    • Thomson West.
    • Goll-McGee, B. (1999). The role of the clinical forensic nurse in critical care. Critical Care Nursing Quarterly , 22(1), 8-18.
    • Hoyt, C. (1999). Evidence recognition and collection in the clinical setting. Critical Care Nursing Quarterly , 22(1), 19-26.
    • Lawson, L., & Rowe, S. (2009). The scientific foundations of SANE education. Journal of Forensic Nursing , 5(2), 115-118.
    • Martin, N. (2009). Forensic nursing: what, who, where. Kansas Nurse , 84(3), 3-5.
    • McEwen, M., & Wills, E. M. (2007). Theoretical basis for nursing (2nd ed.).
    • Philadelphia: Lippincott Williams & Wilkins.
  • References
    • Neuman, B. A. (1982). The Neuman systems model: application to nursing education
    • and practice. Norwalk, CT: Appleton-Century-Crofts.
    • Office of Human Subjects Research. (n.d.). OHSR . Retrieved April 1, 2011, from http://ohsr.od.nih.gov/info/sheet6
    • Ortiz, V.. (2002). Creating a forensic team in the emergency department. On The Edge (8) 4, 7-8.
    • Porteous, J. (2005). Don't tip the scales! Care for patients involved in a police investigation. Canadian Operating Room Nursing Journal , 23(3), 12.
    • Schofield, S. (2006). Body of evidence.. (cover story). Emergency Nurse , 13(9), 9-11.
    • Sekula, L.K.. (2005). The advance practice forensic nurse in the emergency department. Topics in Emergency Medicine (27) 1, 5-14.
    • Sonsa, T. (2000, Jan. - Feb.). The Need for a Collaborative Theory of Change in a Multi-
    • Disciplinary Program. CWTAC Updates , 3 , 1-3.
    • Standing Bear, Z. (1999). Crime scene responders: the imperative sequential steps.
    • Critical Care Nursing Quarterly , 22(1), 75-89.

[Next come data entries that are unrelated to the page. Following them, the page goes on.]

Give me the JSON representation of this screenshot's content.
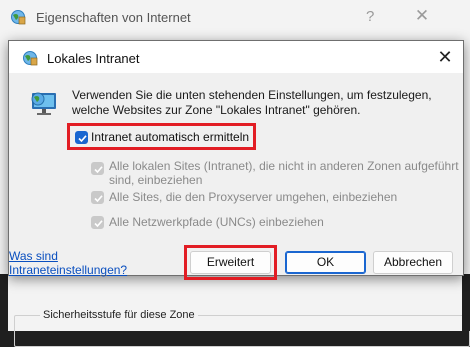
{
  "parent": {
    "title": "Eigenschaften von Internet",
    "help_glyph": "?",
    "close_glyph": "✕",
    "group_label": "Sicherheitsstufe für diese Zone"
  },
  "dialog": {
    "title": "Lokales Intranet",
    "close_glyph": "✕",
    "info_text": "Verwenden Sie die unten stehenden Einstellungen, um festzulegen, welche Websites zur Zone \"Lokales Intranet\" gehören.",
    "checkboxes": [
      {
        "label": "Intranet automatisch ermitteln",
        "checked": true,
        "enabled": true
      },
      {
        "label": "Alle lokalen Sites (Intranet), die nicht in anderen Zonen aufgeführt sind, einbeziehen",
        "checked": true,
        "enabled": false
      },
      {
        "label": "Alle Sites, die den Proxyserver umgehen, einbeziehen",
        "checked": true,
        "enabled": false
      },
      {
        "label": "Alle Netzwerkpfade (UNCs) einbeziehen",
        "checked": true,
        "enabled": false
      }
    ],
    "help_link": "Was sind Intraneteinstellungen?",
    "buttons": {
      "advanced": "Erweitert",
      "ok": "OK",
      "cancel": "Abbrechen"
    }
  },
  "colors": {
    "highlight": "#e21d24",
    "accent": "#1a66d0",
    "link": "#0a4fbf"
  }
}
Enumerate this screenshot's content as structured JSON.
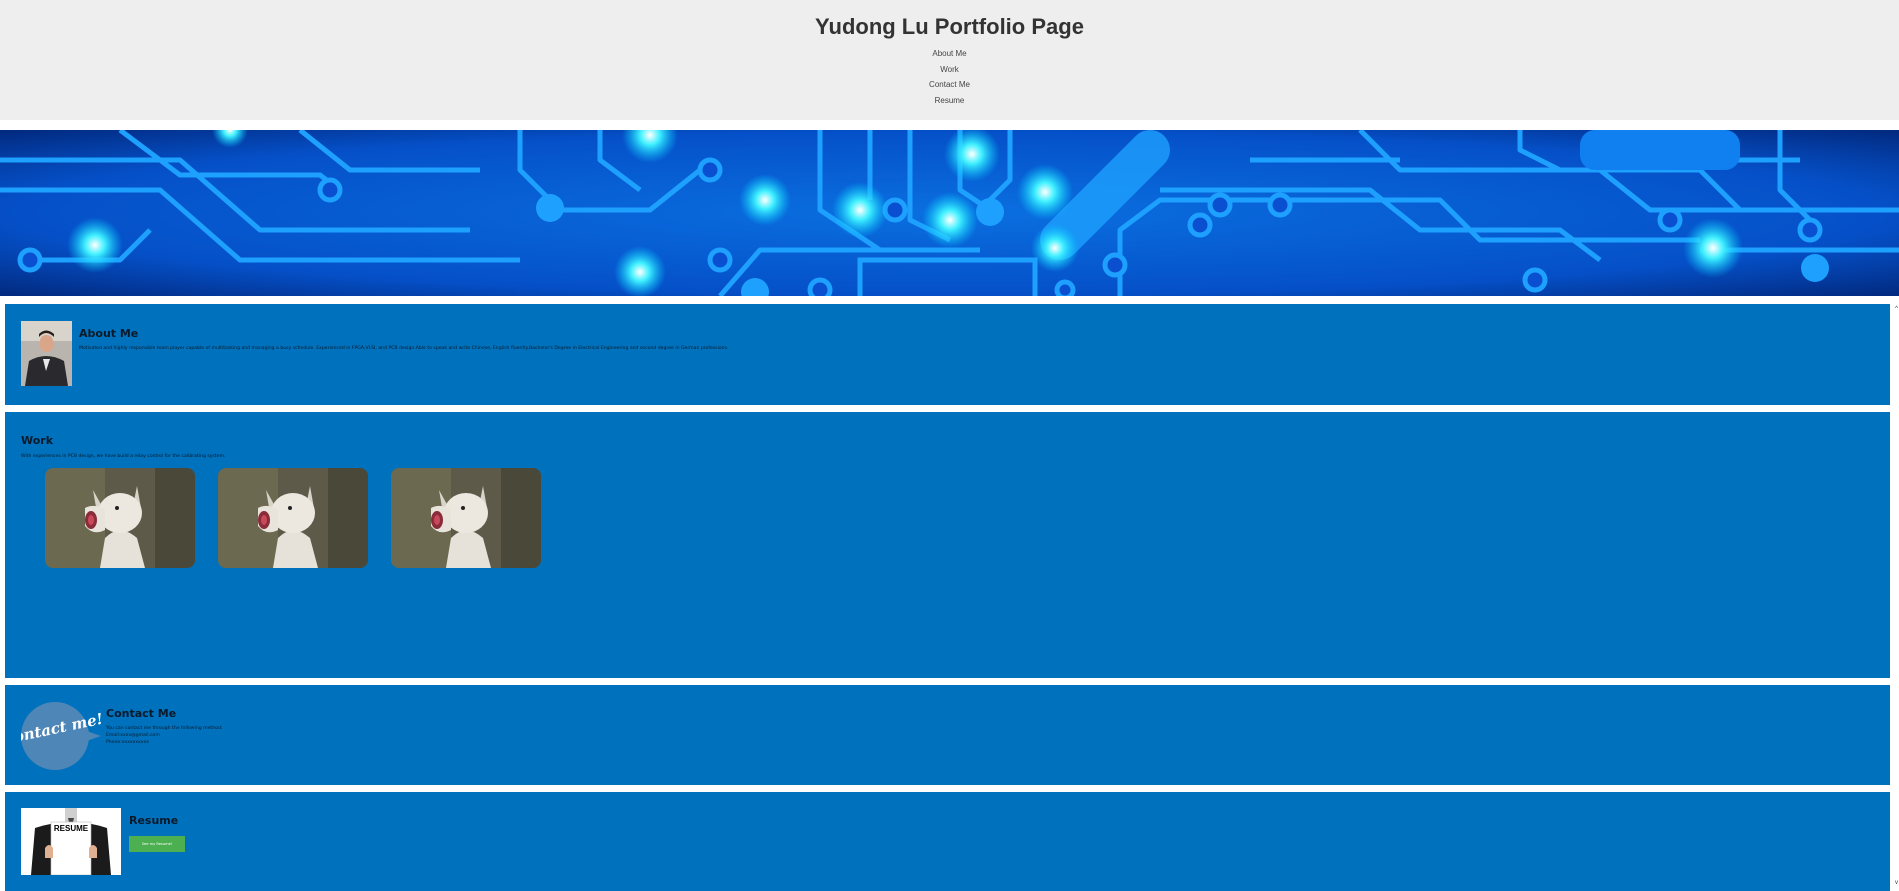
{
  "header": {
    "title": "Yudong Lu Portfolio Page",
    "nav": [
      "About Me",
      "Work",
      "Contact Me",
      "Resume"
    ]
  },
  "about": {
    "title": "About Me",
    "text": "Motivated and highly responsible team player capable of multitasking and managing a busy schedule. Experienced in FPGA,VLSI, and PCB design.Able to speak and write Chinese, English fluently.Bachelor's Degree in Electrical Engineering and second degree in German professions."
  },
  "work": {
    "title": "Work",
    "text": "With experiences in PCB design, we have build a relay control for the calibrating system."
  },
  "contact": {
    "title": "Contact Me",
    "intro": "You can contact me through the following method:",
    "email": "Email:xxxx@gmail.com",
    "phone": "Phone:xxxxxxxxxx",
    "badge_text": "Contact me!"
  },
  "resume": {
    "title": "Resume",
    "button_label": "See my Resume!",
    "sign_text": "RESUME"
  },
  "colors": {
    "header_bg": "#eeeeee",
    "section_bg": "#0071bc",
    "banner_bg": "#0050c8",
    "button_bg": "#4caf50"
  }
}
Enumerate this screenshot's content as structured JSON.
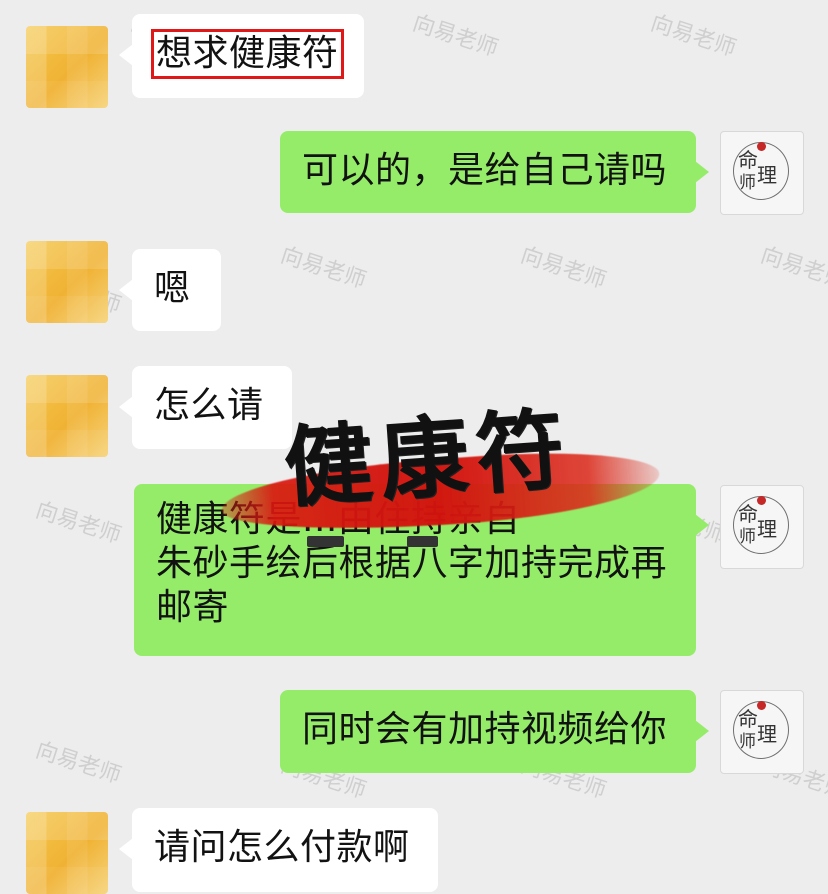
{
  "watermark": "向易老师",
  "messages": [
    {
      "id": "m1",
      "side": "left",
      "text": "想求健康符"
    },
    {
      "id": "m2",
      "side": "right",
      "text": "可以的，是给自己请吗"
    },
    {
      "id": "m3",
      "side": "left",
      "text": "嗯"
    },
    {
      "id": "m4",
      "side": "left",
      "text": "怎么请"
    },
    {
      "id": "m5",
      "side": "right",
      "line1": "健康符是...由住持亲自",
      "line2": "朱砂手绘后根据八字加持完成再",
      "line3": "邮寄"
    },
    {
      "id": "m6",
      "side": "right",
      "text": "同时会有加持视频给你"
    },
    {
      "id": "m7",
      "side": "left",
      "text": "请问怎么付款啊"
    }
  ],
  "overlay": {
    "title": "健康符"
  },
  "brand_avatar": {
    "glyph1": "命",
    "glyph2": "理",
    "glyph3": "师"
  },
  "colors": {
    "background": "#ededed",
    "bubble_left": "#ffffff",
    "bubble_right": "#95ec69",
    "highlight": "#e01818",
    "brush": "#d71910"
  }
}
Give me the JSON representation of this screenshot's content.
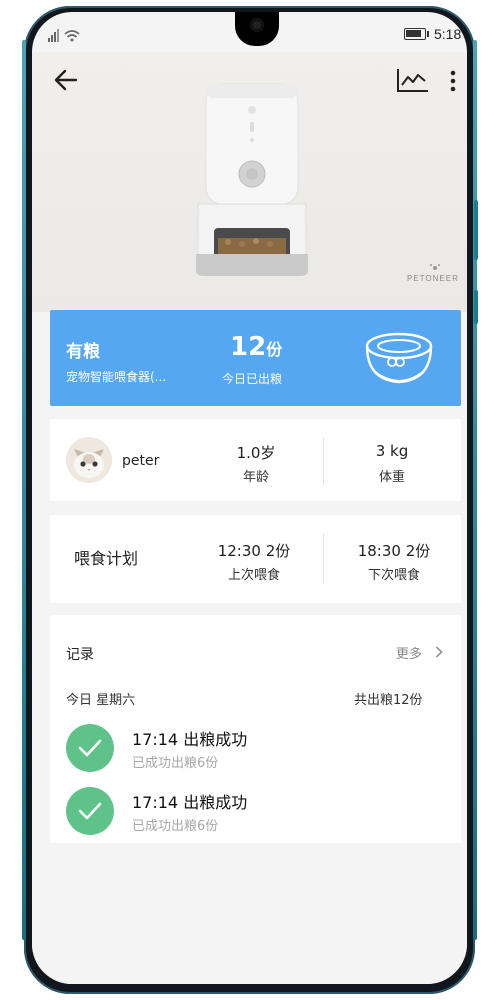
{
  "status": {
    "time": "5:18"
  },
  "hero": {
    "brand": "PETONEER"
  },
  "device": {
    "status": "有粮",
    "name": "宠物智能喂食器(...",
    "today_amount": "12",
    "today_unit": "份",
    "today_label": "今日已出粮"
  },
  "pet": {
    "name": "peter",
    "age_value": "1.0岁",
    "age_label": "年龄",
    "weight_value": "3 kg",
    "weight_label": "体重"
  },
  "plan": {
    "title": "喂食计划",
    "last_value": "12:30 2份",
    "last_label": "上次喂食",
    "next_value": "18:30 2份",
    "next_label": "下次喂食"
  },
  "records": {
    "title": "记录",
    "more_label": "更多",
    "day_label": "今日  星期六",
    "total_label": "共出粮12份",
    "items": [
      {
        "title": "17:14 出粮成功",
        "subtitle": "已成功出粮6份"
      },
      {
        "title": "17:14 出粮成功",
        "subtitle": "已成功出粮6份"
      }
    ]
  },
  "colors": {
    "accent_blue": "#55a7f1",
    "success_green": "#5fc389",
    "background": "#f4f4f4"
  },
  "icons": {
    "back": "arrow-left-icon",
    "stats": "line-chart-icon",
    "menu": "more-vertical-icon",
    "bowl": "bowl-icon",
    "check": "check-icon",
    "chevron": "chevron-right-icon"
  }
}
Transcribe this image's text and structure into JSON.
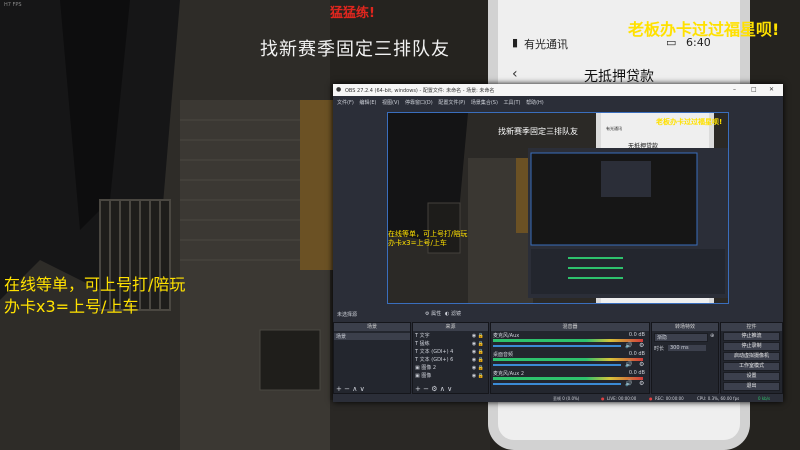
{
  "overlays": {
    "fps": "H7 FPS",
    "top_red": "猛猛练!",
    "team_title": "找新赛季固定三排队友",
    "boss_title": "老板办卡过过福星呗!",
    "left_line1": "在线等单，可上号打/陪玩",
    "left_line2": "办卡x3=上号/上车"
  },
  "phone": {
    "carrier": "有光通讯",
    "time": "6:40",
    "title": "无抵押贷款"
  },
  "obs": {
    "window_title": "OBS 27.2.4 (64-bit, windows) - 配置文件: 未命名 - 场景: 未命名",
    "menu": [
      "文件(F)",
      "编辑(E)",
      "视图(V)",
      "停靠窗口(D)",
      "配置文件(P)",
      "场景集合(S)",
      "工具(T)",
      "帮助(H)"
    ],
    "preview": {
      "team_title": "找新赛季固定三排队友",
      "boss_title": "老板办卡过过福星呗!",
      "left_line1": "在线等单，可上号打/陪玩",
      "left_line2": "办卡x3=上号/上车",
      "phone_title": "无抵押贷款",
      "phone_carrier": "有光通讯"
    },
    "bar": {
      "no_source": "未选择源",
      "props": "属性",
      "filters": "滤镜"
    },
    "scenes": {
      "header": "场景",
      "items": [
        "场景"
      ]
    },
    "sources": {
      "header": "来源",
      "items": [
        "文字",
        "猛练",
        "文本 (GDI+) 4",
        "文本 (GDI+) 6",
        "图像 2",
        "图像"
      ]
    },
    "mixer": {
      "header": "混音器",
      "channels": [
        {
          "name": "麦克风/Aux",
          "db": "0.0 dB"
        },
        {
          "name": "桌面音频",
          "db": "0.0 dB"
        },
        {
          "name": "麦克风/Aux 2",
          "db": "0.0 dB"
        }
      ]
    },
    "transitions": {
      "header": "转场特效",
      "type": "渐隐",
      "duration_label": "时长",
      "duration": "300 ms"
    },
    "controls": {
      "header": "控件",
      "buttons": [
        "停止推流",
        "停止录制",
        "启动虚拟摄像机",
        "工作室模式",
        "设置",
        "退出"
      ]
    },
    "status": {
      "dropped": "丢帧 0 (0.0%)",
      "live": "LIVE: 00:00:00",
      "rec": "REC: 00:00:00",
      "cpu": "CPU: 0.3%, 60.00 fps",
      "kbps": "0 kb/s"
    }
  }
}
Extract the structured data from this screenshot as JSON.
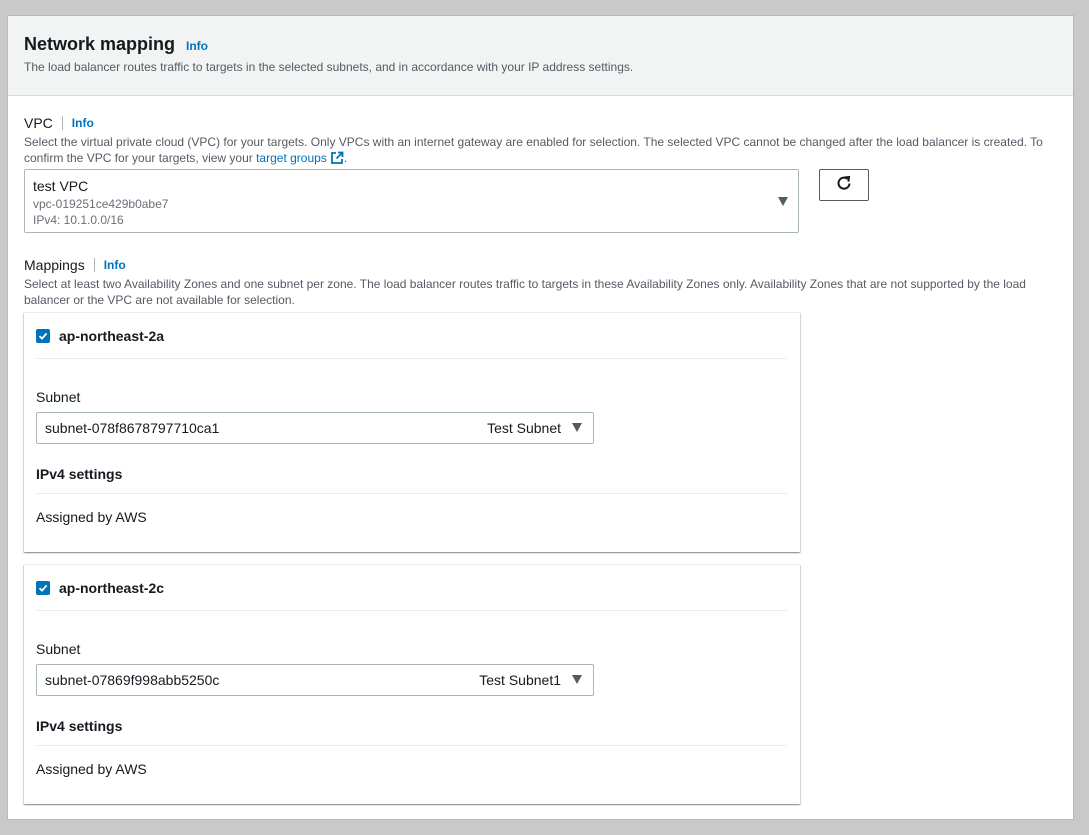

    • Summers, A. (2006). So you have been called to court. Emergency Nurse , 14 (1), 10-15.
    • Supreme Judicial Court of Massachusetts. (2007). Massachusetts Guide to Evidence.
    • Retrieved October 28, 2007 from http://www.mass.gov/courts/sjc/docs/guidetoevidence.pdf